King John’s Court, 15th and 16th centuries
Rubbish and other objects excavated from the moat can tell us about the people who lived in the manor house. Fragments of expensive Venetian glass were found. A dress pin and a decoratively slashed shoe hint at what the inhabitants wore. The moat also produced evidence of what they ate, including charred grain and pulses, such as peas.
Worcester Place, 17th and 18th centuries
A brick cesspit produced pottery dating to c 1570-1610, as well as fragments of English glass vessels. Most of the pottery was for the storage, preparation or serving of food. It was largely made around London, or in Surrey and Hampshire, but some was also imported from the Netherlands and Spain.
This small ceramic vessel was probably made in Spain after about 1500. It has thick walls and may have been used to hold mercury, which was used in medicine at this time. It may have belonged to the physician Richard Mead, who lived here from 1696 to 1719.
19th-century terraced housing
In the early 19th century part of Worcester House was demolished and a road, Garden Street, and houses were built. Some of the houses had wells and these produced pottery and other items, including a nutcracker and brooch.

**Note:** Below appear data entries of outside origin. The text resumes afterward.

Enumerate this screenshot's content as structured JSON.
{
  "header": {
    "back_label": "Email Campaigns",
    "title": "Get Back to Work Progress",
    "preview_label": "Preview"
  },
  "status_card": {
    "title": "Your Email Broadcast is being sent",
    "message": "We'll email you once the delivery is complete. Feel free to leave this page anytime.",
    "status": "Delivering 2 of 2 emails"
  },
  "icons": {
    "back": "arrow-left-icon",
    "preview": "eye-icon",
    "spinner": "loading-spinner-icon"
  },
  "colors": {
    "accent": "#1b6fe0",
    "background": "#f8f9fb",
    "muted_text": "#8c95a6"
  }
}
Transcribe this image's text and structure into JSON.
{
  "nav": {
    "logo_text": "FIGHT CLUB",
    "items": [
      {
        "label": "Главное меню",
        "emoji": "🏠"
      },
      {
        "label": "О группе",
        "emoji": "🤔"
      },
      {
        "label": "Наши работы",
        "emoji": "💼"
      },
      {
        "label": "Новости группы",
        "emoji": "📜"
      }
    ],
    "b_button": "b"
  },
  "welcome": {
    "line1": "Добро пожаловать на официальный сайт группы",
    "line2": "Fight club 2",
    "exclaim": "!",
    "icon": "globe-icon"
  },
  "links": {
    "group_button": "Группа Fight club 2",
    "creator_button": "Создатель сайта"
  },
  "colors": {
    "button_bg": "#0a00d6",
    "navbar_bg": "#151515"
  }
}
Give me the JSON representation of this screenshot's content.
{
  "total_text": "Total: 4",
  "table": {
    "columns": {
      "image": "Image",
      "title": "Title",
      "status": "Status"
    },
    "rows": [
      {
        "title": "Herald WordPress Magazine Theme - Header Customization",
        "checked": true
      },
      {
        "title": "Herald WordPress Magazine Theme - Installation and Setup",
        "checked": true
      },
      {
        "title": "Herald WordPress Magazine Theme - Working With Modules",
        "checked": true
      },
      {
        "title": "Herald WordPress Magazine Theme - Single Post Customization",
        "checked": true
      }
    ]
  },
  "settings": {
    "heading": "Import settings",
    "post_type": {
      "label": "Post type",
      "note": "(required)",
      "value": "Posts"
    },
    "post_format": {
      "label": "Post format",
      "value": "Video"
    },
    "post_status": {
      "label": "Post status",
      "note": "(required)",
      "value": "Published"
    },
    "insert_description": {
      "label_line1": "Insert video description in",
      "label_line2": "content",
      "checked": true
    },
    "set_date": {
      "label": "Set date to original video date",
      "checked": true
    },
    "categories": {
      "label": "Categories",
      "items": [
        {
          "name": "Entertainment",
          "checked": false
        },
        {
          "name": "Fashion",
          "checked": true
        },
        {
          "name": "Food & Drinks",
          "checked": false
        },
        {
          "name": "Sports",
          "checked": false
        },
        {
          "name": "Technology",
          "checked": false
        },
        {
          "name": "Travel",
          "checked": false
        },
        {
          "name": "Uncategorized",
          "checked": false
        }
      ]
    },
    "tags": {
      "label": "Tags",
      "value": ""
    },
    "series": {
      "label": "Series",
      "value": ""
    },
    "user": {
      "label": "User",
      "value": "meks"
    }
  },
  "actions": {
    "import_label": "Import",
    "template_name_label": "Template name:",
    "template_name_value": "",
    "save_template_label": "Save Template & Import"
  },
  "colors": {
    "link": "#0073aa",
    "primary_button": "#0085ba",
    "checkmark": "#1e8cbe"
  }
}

They also produced seeds from blackcurrant, redcurrant or white currant and exotic spices such as black pepper and allspice.
In the 1860s cholera killed more residents in Stepney than any other London borough. This led to the extension of mains sewers to the East End. The cesspits in the backyards of the houses on Garden Street were abandoned. They were filled in with rubbish, including these pots and other items.
In Victorian times most houses did not have indoor toilets. So people kept a chamber pot in their bedroom to go to the toilet in at night. In the morning they would throw the contents into a hole in their back yard called a cesspit. Sometimes chamber pots had funny pictures and rhymes on them. Look at the shocked man on the inside of this chamber pot.